S. Africa Problems MultiplyS. Africa Problems Multiply

South Africa used to exhibit the hallmarks of a strong emerging market: stable politics, sustainable growth, good management teams at companies plus a ticket to the last frontier: corporate Africa.

Times have changed. Its national politics are becoming increasingly messy, growth has declined, corruption has increased and its structural economic problems remain largely unresolved, Money Observer reported.

Although apartheid ended more than 20 years ago, South Africa still suffers from the emerging world’s highest Gini co-efficient, indicating severe income inequality, which is compounded by the largest unemployment rate and worst incidence of HIV.

The creation of Black Economic Empowerment structures has not achieved a balanced redistribution of wealth while also increasing the fear of dilution among investors, particularly those exposed to the mining sector.

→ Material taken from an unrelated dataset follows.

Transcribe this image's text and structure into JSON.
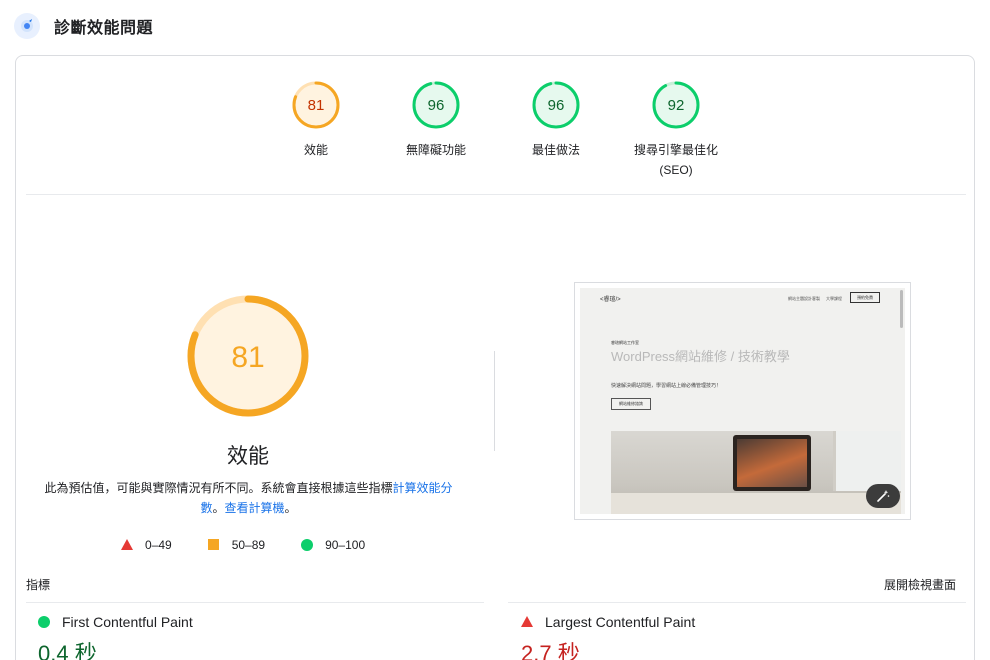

  Plagued by Corruption

South Africa is seen by some as a social time bomb and many locals prefer to invest abroad. Corruption has spread beyond state-owned enterprises and seems to be infecting the highest echelons of politics.

Attempts to reestablish proper standards are prompting investigations of the reformers themselves, such as the one recently started by the Directorate for Priority Crime Investigation against new Finance Minister Pravin Gordhan.

Investors have witnessed these strong-arm tactics in countries such as Russia, Venezuela, Turkey and China, but are not used to seeing them in South Africa.

The country risks losing its investment-grade credit rating due to its twin deficits and slowing growth. At present, the risk of a balance of payments crisis is low as the country has little foreign-currency debt and a favorable maturity structure.

However, as foreign investors own a considerable level of the local debt and stock markets, portfolio flows are vital to funding the current-account deficit—another situation that ratings agencies will view in a negative light.

Financialtribune.com